Although the war on terrorism targeted many prominent Islamic religious leaders in Yemen, Khalid Abdul-Nabi was fortunate, as he did not spend much time in the Intelligence prisons. He left the prison and returned to his area, Ja’ar, in the Abyan Governorate in eastern Aden. Asharq Al-Awsat had interviewed him here previously, inside the Hamzah Bin-Abdul-Muttalib Mosque, which was under the control of his group since they established it after the 1994 civil war. The mosque was built on the grounds where a cinema used to stand and was demolished for this purpose.
Over the past decades, and even during the civil war, Ja’ar, like other cities in southern Yemen, was an open city, which disregarded tribalism and its rigorous conventions, and in which women enjoyed many rights. A visitor to this city and other cities and villages in southern Yemen these days would find that the situation has changed. There are new streets with names that never existed before. The streets no longer carry the names of the martyrs of the Yemeni revolution against British colonialism or the national holidays, but rather the names of other martyrs.

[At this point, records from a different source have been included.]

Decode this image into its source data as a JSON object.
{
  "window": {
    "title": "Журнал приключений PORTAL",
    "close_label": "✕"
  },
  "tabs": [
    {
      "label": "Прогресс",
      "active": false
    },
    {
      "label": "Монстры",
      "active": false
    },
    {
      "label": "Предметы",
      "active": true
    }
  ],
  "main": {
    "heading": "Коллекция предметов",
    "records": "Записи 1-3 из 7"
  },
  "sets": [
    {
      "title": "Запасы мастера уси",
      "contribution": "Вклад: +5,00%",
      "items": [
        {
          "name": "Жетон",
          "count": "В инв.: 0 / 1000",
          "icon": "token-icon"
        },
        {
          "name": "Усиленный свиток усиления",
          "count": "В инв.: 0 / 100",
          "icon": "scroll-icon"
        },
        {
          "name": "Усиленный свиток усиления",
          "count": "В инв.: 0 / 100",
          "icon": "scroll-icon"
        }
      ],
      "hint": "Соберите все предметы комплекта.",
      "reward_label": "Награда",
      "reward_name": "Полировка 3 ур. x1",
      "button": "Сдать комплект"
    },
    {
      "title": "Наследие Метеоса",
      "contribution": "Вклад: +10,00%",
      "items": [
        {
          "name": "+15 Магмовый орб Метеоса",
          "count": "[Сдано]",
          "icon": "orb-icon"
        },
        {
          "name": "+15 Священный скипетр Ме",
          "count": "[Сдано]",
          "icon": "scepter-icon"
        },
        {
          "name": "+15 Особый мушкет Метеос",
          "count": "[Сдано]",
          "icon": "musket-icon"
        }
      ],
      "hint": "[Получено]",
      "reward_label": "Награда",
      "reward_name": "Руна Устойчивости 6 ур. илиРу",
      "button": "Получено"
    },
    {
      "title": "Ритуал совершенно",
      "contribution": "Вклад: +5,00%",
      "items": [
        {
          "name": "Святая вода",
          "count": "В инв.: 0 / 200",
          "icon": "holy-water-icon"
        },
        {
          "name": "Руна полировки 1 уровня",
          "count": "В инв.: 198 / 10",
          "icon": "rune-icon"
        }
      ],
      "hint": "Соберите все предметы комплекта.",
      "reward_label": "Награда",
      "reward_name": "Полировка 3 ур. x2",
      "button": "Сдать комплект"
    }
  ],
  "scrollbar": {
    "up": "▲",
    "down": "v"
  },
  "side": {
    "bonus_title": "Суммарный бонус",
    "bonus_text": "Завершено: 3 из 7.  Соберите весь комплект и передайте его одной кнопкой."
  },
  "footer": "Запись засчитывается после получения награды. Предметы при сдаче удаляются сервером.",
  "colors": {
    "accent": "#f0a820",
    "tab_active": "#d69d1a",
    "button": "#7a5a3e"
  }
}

Groups such as the Aden Army have begun to be active in commanding good and forbidding evil and moral corruption, as Abdul-Nabi told Asharq Al-Awsat. Citizens have asserted the presence of groups, which harass citizens whom they believe to be sinners. These days you can see that all women in the streets and schoolgirls, even young girls, wear the veil. A visitor to Ja’ar would also notice bearded boys with long hair wearing short robes, which they believe conform to the teachings of the Prophet, as well as the wearing Afghan garments with kaffiyehs.